■ EXERCISE ■
Find the lines of data that contain the string "Airway", then list them.

──────

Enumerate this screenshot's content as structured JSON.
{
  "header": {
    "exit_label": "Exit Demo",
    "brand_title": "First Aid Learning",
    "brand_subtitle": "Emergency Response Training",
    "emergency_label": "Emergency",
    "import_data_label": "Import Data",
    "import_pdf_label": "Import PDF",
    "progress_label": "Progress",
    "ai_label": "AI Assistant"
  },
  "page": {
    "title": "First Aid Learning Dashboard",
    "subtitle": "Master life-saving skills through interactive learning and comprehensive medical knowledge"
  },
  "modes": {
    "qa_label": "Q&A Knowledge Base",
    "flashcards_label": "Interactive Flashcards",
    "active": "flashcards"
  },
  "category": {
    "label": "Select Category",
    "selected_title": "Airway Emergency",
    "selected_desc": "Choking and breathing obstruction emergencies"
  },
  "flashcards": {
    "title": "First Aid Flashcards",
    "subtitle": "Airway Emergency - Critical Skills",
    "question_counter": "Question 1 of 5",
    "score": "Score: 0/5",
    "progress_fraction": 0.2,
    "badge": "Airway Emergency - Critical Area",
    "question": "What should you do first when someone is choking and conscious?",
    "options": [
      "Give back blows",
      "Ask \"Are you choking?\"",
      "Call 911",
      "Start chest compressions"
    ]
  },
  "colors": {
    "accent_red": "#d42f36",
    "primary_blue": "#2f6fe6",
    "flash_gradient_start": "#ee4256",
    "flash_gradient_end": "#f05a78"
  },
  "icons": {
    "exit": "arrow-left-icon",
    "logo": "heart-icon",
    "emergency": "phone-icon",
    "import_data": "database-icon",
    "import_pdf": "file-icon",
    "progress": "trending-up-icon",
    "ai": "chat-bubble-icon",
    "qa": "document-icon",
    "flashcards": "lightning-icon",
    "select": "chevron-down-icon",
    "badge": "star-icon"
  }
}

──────

■ TASK RESULT ■
    "selected_title": "Airway Emergency",
    "subtitle": "Airway Emergency - Critical Skills",
    "badge": "Airway Emergency - Critical Area",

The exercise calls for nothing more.